(MATERIAL PROVIDED Opens)

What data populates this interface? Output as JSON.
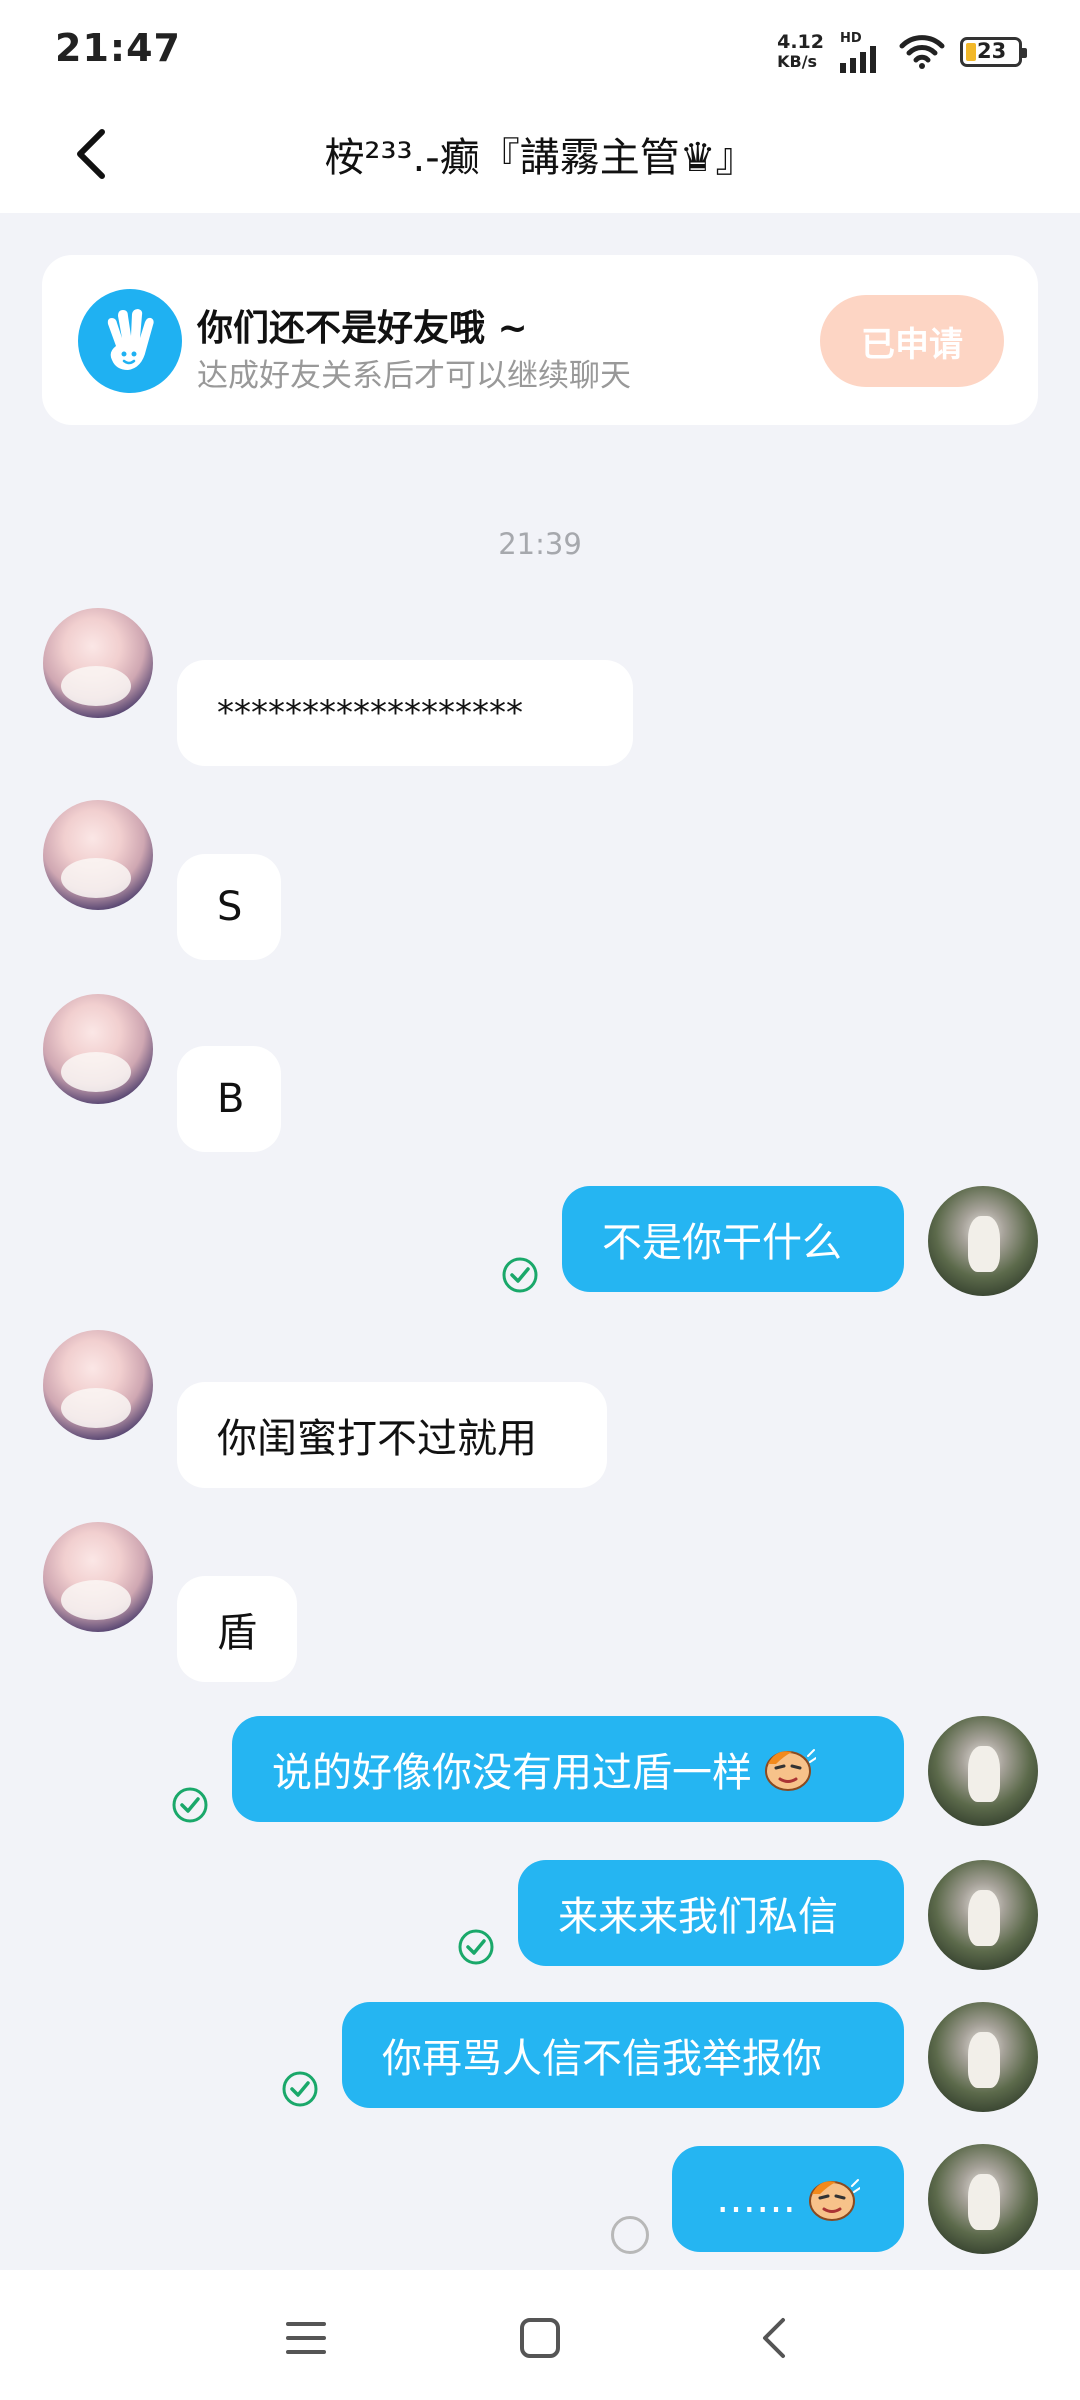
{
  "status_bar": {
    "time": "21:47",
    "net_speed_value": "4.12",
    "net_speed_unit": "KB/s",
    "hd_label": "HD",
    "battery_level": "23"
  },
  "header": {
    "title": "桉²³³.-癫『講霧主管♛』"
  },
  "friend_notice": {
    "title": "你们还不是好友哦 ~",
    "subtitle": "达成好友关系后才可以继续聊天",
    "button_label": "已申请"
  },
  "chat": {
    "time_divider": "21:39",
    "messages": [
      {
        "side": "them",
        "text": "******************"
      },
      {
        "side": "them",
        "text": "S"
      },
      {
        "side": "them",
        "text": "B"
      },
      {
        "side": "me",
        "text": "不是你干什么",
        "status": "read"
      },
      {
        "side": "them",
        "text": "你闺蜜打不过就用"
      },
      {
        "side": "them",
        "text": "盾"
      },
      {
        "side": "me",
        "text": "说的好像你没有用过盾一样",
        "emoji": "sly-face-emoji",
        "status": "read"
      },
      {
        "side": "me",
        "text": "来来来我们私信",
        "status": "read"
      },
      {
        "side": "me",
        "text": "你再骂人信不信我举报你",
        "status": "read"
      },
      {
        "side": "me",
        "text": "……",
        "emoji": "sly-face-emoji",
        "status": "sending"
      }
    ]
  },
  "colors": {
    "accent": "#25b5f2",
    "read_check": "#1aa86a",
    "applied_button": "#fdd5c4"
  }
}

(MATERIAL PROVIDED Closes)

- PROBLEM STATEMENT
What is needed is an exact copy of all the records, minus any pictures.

- THE ANSWER
What data populates this interface? Output as JSON.
{
  "status_bar": {
    "time": "21:47",
    "net_speed_value": "4.12",
    "net_speed_unit": "KB/s",
    "hd_label": "HD",
    "battery_level": "23"
  },
  "header": {
    "title": "桉²³³.-癫『講霧主管♛』"
  },
  "friend_notice": {
    "title": "你们还不是好友哦 ~",
    "subtitle": "达成好友关系后才可以继续聊天",
    "button_label": "已申请"
  },
  "chat": {
    "time_divider": "21:39",
    "messages": [
      {
        "side": "them",
        "text": "******************"
      },
      {
        "side": "them",
        "text": "S"
      },
      {
        "side": "them",
        "text": "B"
      },
      {
        "side": "me",
        "text": "不是你干什么",
        "status": "read"
      },
      {
        "side": "them",
        "text": "你闺蜜打不过就用"
      },
      {
        "side": "them",
        "text": "盾"
      },
      {
        "side": "me",
        "text": "说的好像你没有用过盾一样",
        "emoji": "sly-face-emoji",
        "status": "read"
      },
      {
        "side": "me",
        "text": "来来来我们私信",
        "status": "read"
      },
      {
        "side": "me",
        "text": "你再骂人信不信我举报你",
        "status": "read"
      },
      {
        "side": "me",
        "text": "……",
        "emoji": "sly-face-emoji",
        "status": "sending"
      }
    ]
  },
  "colors": {
    "accent": "#25b5f2",
    "read_check": "#1aa86a",
    "applied_button": "#fdd5c4"
  }
}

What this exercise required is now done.